The Yomiuri Shimbun
The Ginza Chuo-dori avenue, whose value of the land is the highest in Japan for the 39th year in a row, is seen in the Ginza district, Tokyo.

Tokyo (Jiji Press)—Prices of land facing roads in Japan as of Jan.. 1 rose 2.3 pct from a year before on average, up for the third consecutive year, the National Tax Agency said Monday.

The increase was the largest since the current calculation method was introduced in 2010, reflecting a waning impact of the COVID-19 pandemic on Japan’s economic activities following the government’s downgrade of COVID-19 under the infectious disease law to Category V in May last year.

Roadside land prices, used to calculate inheritance and gift taxes, were up in 29 of the country’s 47 prefectures.

Fukuoka Prefecture in southwestern Japan logged the largest rise of 5.8 pct, followed by the southernmost prefecture of Okinawa, at 5.6 pct. The climbs were likely due to a boost in demand for offices and condominiums in urban areas.

Roadside land prices in the northeastern prefecture of Aomori and the central prefecture of Shizuoka were unchanged, while prices fell in the remaining 16 prefectures, including Tochigi in eastern Japan.

A total of 37 prefectural capitals logged rises in their roadside land prices. On the other hand, one city registered a price decline, while prices for nine stood unchanged.

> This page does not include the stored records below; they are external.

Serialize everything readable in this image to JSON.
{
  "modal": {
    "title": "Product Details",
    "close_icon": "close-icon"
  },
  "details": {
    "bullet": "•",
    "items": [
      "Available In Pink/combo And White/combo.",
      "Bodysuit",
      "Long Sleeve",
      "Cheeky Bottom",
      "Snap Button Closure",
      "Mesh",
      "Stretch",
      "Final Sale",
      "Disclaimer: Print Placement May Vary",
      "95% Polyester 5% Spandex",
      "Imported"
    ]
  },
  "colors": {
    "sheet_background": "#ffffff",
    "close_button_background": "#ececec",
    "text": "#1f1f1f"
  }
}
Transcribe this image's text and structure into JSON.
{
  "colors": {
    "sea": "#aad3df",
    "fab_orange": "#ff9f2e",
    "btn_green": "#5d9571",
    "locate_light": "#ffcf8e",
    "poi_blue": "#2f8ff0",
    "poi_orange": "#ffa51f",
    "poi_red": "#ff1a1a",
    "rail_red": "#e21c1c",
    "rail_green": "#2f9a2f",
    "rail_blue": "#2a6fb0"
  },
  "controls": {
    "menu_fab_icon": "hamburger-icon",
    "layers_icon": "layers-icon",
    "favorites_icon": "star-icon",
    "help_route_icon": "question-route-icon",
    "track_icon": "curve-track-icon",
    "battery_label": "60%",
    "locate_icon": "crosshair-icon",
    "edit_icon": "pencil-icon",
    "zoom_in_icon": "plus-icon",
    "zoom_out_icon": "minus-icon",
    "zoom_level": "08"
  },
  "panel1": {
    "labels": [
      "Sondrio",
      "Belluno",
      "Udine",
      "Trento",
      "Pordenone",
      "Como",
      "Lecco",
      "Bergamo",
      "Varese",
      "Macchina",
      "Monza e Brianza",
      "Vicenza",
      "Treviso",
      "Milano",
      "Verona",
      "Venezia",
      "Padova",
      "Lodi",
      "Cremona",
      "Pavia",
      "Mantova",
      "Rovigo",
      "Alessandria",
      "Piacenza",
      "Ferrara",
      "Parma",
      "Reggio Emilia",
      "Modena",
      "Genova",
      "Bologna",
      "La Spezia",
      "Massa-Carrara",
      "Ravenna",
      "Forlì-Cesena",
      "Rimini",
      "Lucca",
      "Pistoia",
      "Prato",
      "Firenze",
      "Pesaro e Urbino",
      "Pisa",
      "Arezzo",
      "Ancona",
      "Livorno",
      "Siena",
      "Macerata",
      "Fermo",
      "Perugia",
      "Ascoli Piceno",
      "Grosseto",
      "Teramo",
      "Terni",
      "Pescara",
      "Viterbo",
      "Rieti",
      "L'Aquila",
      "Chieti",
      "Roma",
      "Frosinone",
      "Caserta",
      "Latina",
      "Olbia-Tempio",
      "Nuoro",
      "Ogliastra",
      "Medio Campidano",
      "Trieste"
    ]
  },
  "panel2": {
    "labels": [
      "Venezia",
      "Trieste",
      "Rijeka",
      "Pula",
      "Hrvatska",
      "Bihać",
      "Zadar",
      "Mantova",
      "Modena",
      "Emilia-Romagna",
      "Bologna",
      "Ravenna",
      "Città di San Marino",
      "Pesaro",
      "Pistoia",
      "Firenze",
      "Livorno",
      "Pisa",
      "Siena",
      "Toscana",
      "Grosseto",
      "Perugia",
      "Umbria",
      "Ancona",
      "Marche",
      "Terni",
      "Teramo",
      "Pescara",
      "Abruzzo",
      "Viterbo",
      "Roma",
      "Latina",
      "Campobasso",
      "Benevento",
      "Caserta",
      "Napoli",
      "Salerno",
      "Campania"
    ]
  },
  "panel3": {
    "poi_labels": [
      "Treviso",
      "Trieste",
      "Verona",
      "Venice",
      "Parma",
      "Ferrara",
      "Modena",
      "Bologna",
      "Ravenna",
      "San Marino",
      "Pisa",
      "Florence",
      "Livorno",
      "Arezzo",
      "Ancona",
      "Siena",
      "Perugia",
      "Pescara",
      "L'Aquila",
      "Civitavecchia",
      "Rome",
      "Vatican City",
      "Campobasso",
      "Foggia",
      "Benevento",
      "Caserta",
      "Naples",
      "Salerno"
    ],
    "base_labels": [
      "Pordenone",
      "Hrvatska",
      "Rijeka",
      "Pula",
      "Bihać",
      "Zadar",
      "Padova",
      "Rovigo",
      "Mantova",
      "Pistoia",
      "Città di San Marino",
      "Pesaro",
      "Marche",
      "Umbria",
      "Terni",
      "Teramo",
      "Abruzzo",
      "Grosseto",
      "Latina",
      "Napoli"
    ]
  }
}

The city of Chiba, east of Tokyo, marked the largest rise among all prefectural capitals, with 14.9 pct, followed by the city of Saitama, north of Tokyo, with 11.4 pct. The increases reflected redevelopment projects in front of Chiba Station in Chiba and Omiya Station in Saitama.

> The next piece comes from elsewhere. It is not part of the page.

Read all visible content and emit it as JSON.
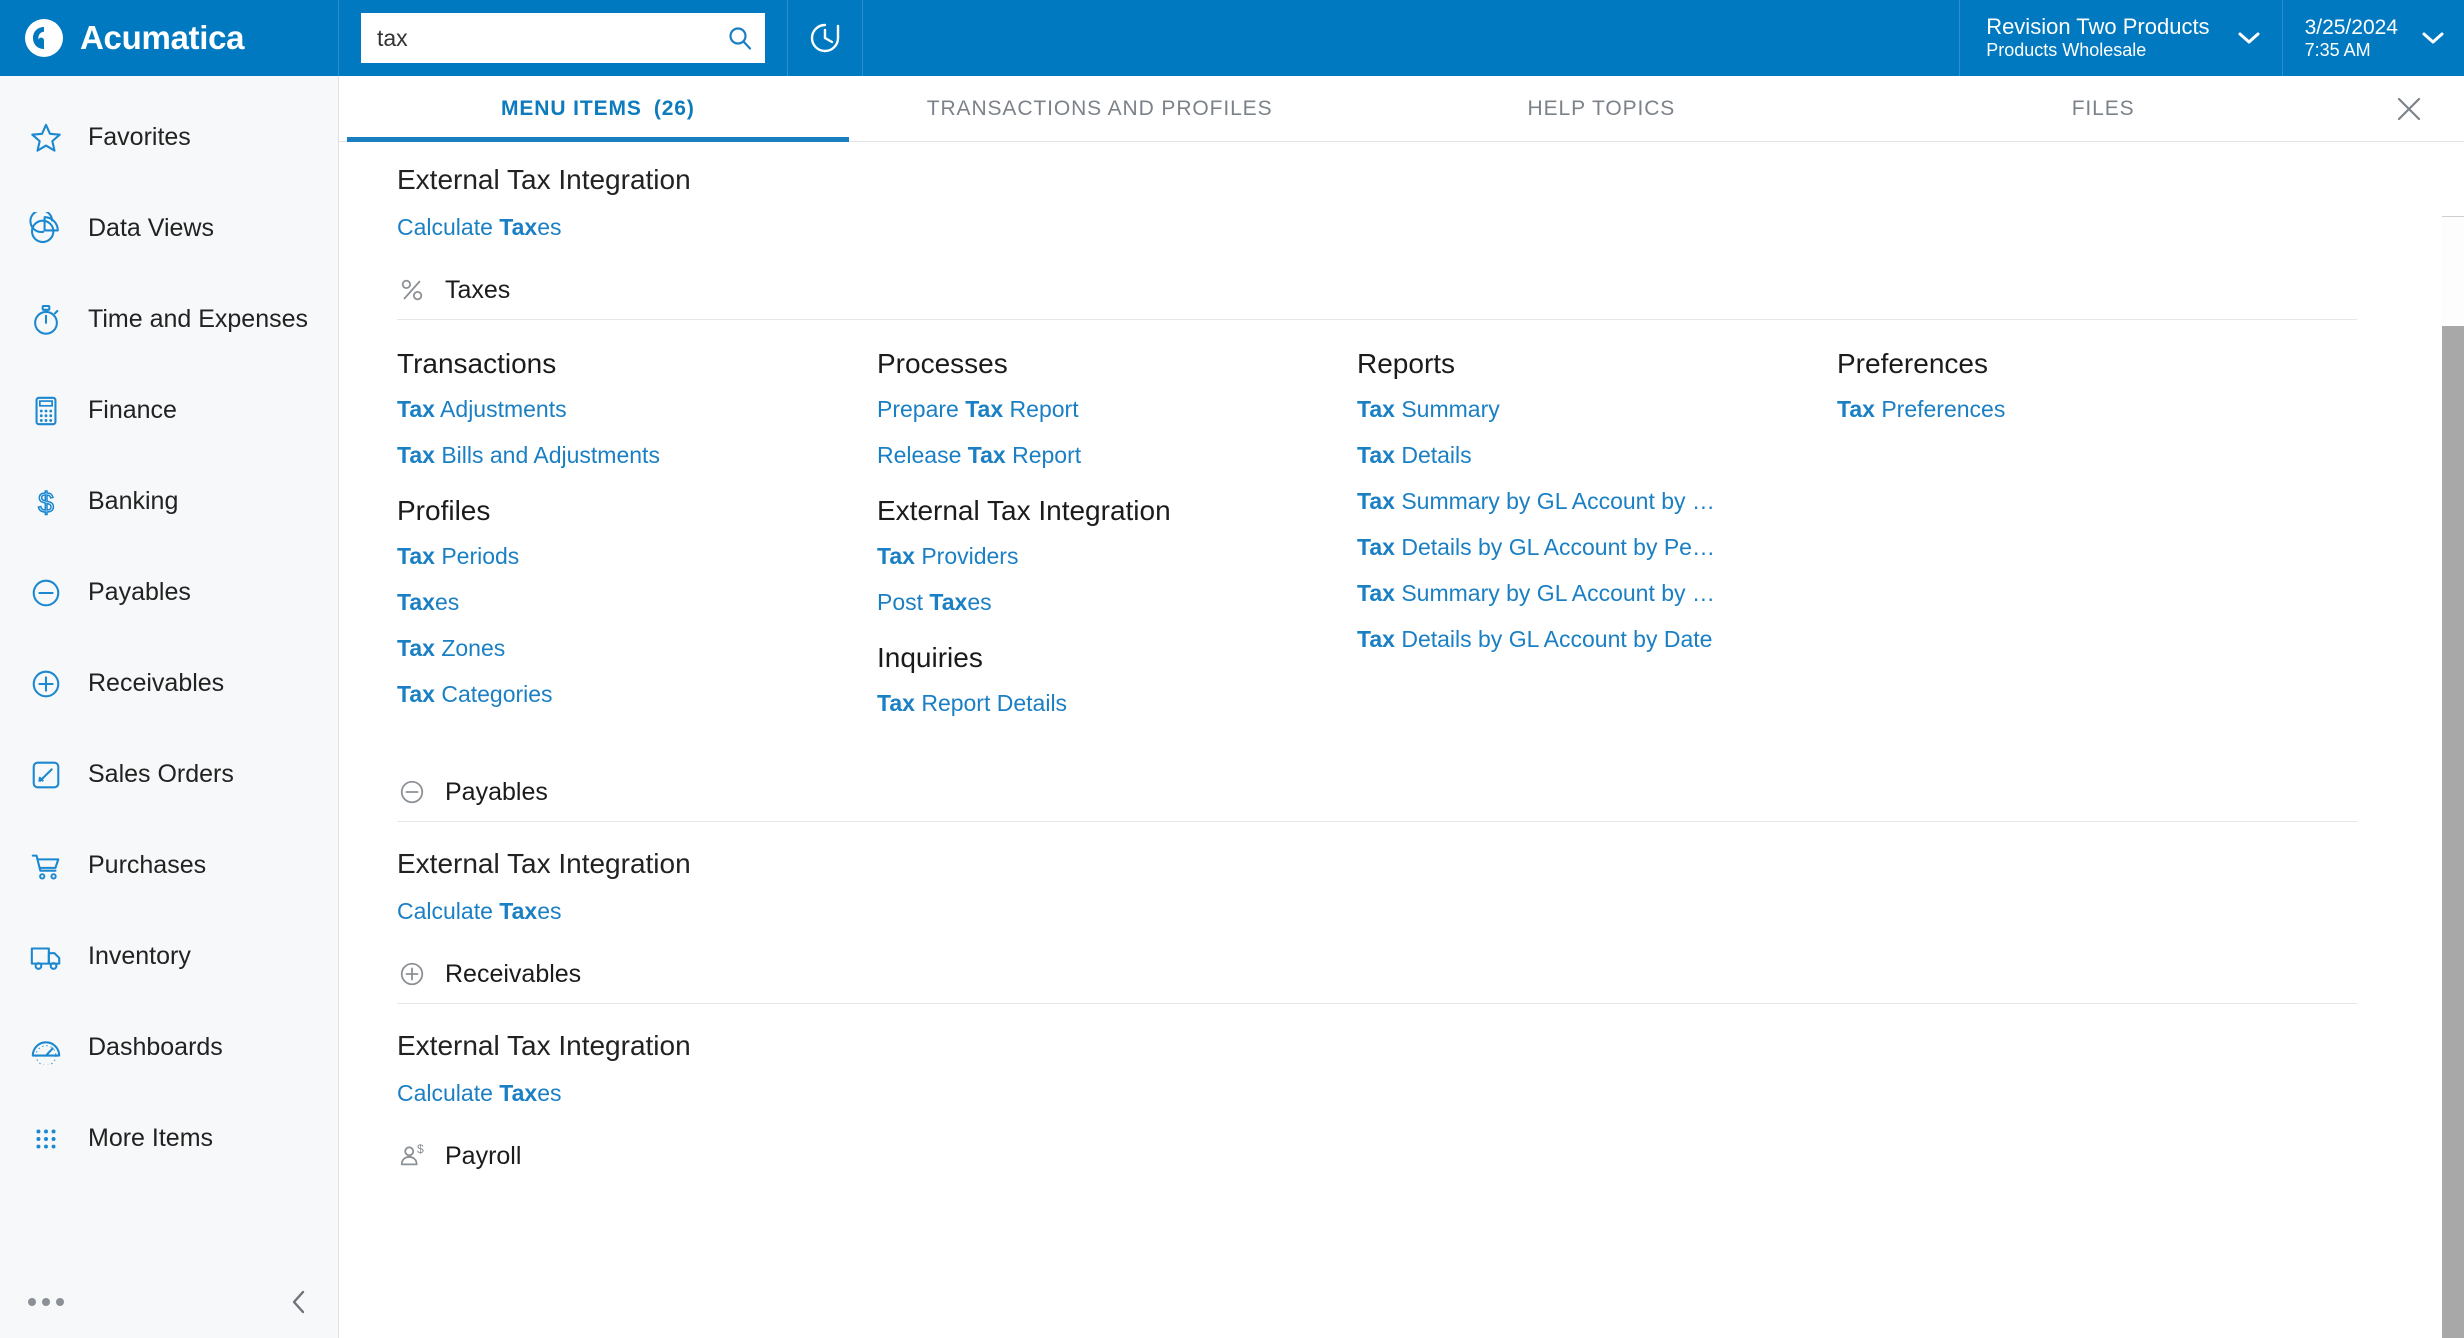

The plot of land in front of the Kyukyodo stationery shop in Tokyo’s upscale Ginza district remained to have the highest per-square-meter roadside land price in the country for 39 years in a row, at ¥44.24 million , up 3.6 pct.